Central bankers have spent more than a year waging a battle against the most painful burst of price increases in decades, raising interest rates to slow the economy and to wrestle price increases under control. After lifting their main rate to nearly 5 percent over the past 12 months, policymakers are contemplating when to stop those moves. But that choice has been complicated by recent high-profile bank blowups.
Before Silicon Valley Bank failed on March 10 and Signature Bank failed on March 12, sending jitters across the global banking system, Fed officials had been contemplating making several more rate moves in 2023 to bring stubbornly inflation back under control. “Some” had even thought a large half-point rate move might be appropriate at the March 21-22 gathering, the minutes from the meeting showed.
But officials adjusted their views after the shock to the banking system, the minutes released on Wednesday made clear. The Fed lifted rates at the March meeting, but only by a quarter point, and officials forecast just one more rate increase this year. Jerome H. Powell, the Fed chair, made it clear during his news conference after the meeting that whether and how much officials adjusted policy going forward would hinge on what happened both to credit conditions and to incoming economic data.
At the meeting, “several participants emphasized the need to retain flexibility and optionality in determining the appropriate stance of monetary policy given the highly uncertain economic outlook,” the minutes showed.
Officials on the policy-setting Federal Open Market Committee thought that “inflation remained much too high and that the labor market remained tight,” on one hand, but that they would also need to watch for signs that the bank issues had curbed bank lending and business and consumer confidence enough to meaningfully slow the economy.
They said it would be “particularly important” to watch data on credit and financial conditions, which signal how difficult and expensive it is to borrow or raise money, the minutes showed.
In the weeks since the meeting, early signs that lenders are becoming more cautious have begun to surface, but it is still too soon to tell exactly how much credit rates and availability will adjust in response to the turmoil.
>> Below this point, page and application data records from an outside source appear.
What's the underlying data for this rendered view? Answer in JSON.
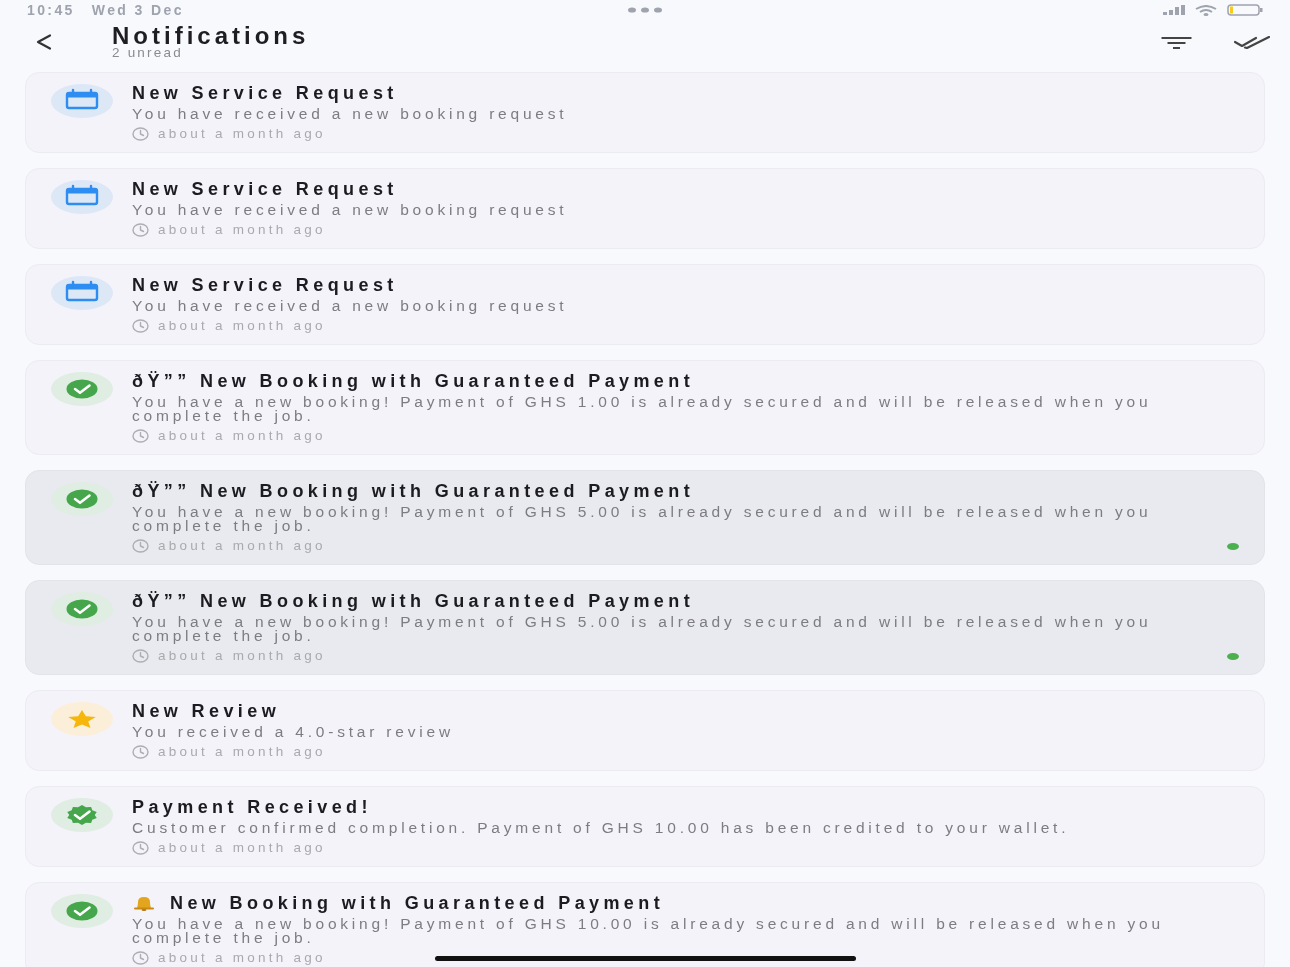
{
  "status_bar": {
    "time": "10:45",
    "date": "Wed 3 Dec"
  },
  "header": {
    "title": "Notifications",
    "subtitle": "2 unread"
  },
  "notifications": [
    {
      "kind": "calendar",
      "title_icon": false,
      "title": "New Service Request",
      "message": "You have received a new booking request",
      "time": "about a month ago",
      "unread": false
    },
    {
      "kind": "calendar",
      "title_icon": false,
      "title": "New Service Request",
      "message": "You have received a new booking request",
      "time": "about a month ago",
      "unread": false
    },
    {
      "kind": "calendar",
      "title_icon": false,
      "title": "New Service Request",
      "message": "You have received a new booking request",
      "time": "about a month ago",
      "unread": false
    },
    {
      "kind": "check",
      "title_icon": false,
      "title": "ðŸ”” New Booking with Guaranteed Payment",
      "message": "You have a new booking! Payment of GHS 1.00 is already secured and will be released when you complete the job.",
      "time": "about a month ago",
      "unread": false
    },
    {
      "kind": "check",
      "title_icon": false,
      "title": "ðŸ”” New Booking with Guaranteed Payment",
      "message": "You have a new booking! Payment of GHS 5.00 is already secured and will be released when you complete the job.",
      "time": "about a month ago",
      "unread": true
    },
    {
      "kind": "check",
      "title_icon": false,
      "title": "ðŸ”” New Booking with Guaranteed Payment",
      "message": "You have a new booking! Payment of GHS 5.00 is already secured and will be released when you complete the job.",
      "time": "about a month ago",
      "unread": true
    },
    {
      "kind": "star",
      "title_icon": false,
      "title": "New Review",
      "message": "You received a 4.0-star review",
      "time": "about a month ago",
      "unread": false
    },
    {
      "kind": "badge",
      "title_icon": false,
      "title": "Payment Received!",
      "message": "Customer confirmed completion. Payment of GHS 10.00 has been credited to your wallet.",
      "time": "about a month ago",
      "unread": false
    },
    {
      "kind": "check",
      "title_icon": true,
      "title": "New Booking with Guaranteed Payment",
      "message": "You have a new booking! Payment of GHS 10.00 is already secured and will be released when you complete the job.",
      "time": "about a month ago",
      "unread": false
    }
  ]
}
Fed staff projected that the bank tumult would even spur a “mild” recession later this year. “Given their assessment of the potential economic effects of the recent banking-sector developments, the staff’s projection at the time of the March meeting included a mild recession starting later this year with a recovery over the subsequent two years,” the minutes showed.
At the same time, the latest data have suggested that inflation is slowing — though it remains abnormally rapid. A closely watched measure of consumer prices climbed 5 percent in March, down from 6 percent the previous month, as cheaper gas and flat food prices brought relief to consumers. But after stripping out food and fuel costs to get a sense of underlying trends, the “core” inflation index ticked up slightly on an annual basis to 5.6 percent.
The current inflation rate is slower than the roughly 9 percent peak reached last summer, but it remains far faster than the rate that was normal before the pandemic and is still notably too quick for comfort. The Fed aims for 2 percent inflation on average over time, defining that goal using a separate inflation measure that is released at more of a delay.
Financial markets barely budged in the immediate aftermath of the minutes’ release. From stocks to bonds to the U.S. dollar, the earlier inflation data had proved more consequential, suggesting that the minutes presented few surprises that notably moved the needle for investors.
Fed officials — including Mary C. Daly, the president of the Federal Reserve Bank of San Francisco, and Thomas Barkin, president of the Federal Reserve Bank of Richmond — suggested on Wednesday that the latest consumer price figures were encouraging but not decisive.
“It was pretty much as expected,” Mr. Barkin said on CNBC. Ms. Daly said during an event in Salt Lake City that the report was “good news,” but noted that inflation was still elevated.
The Fed’s next rate decision is set for release on May 3.
Joe Rennison contributed reporting from New York.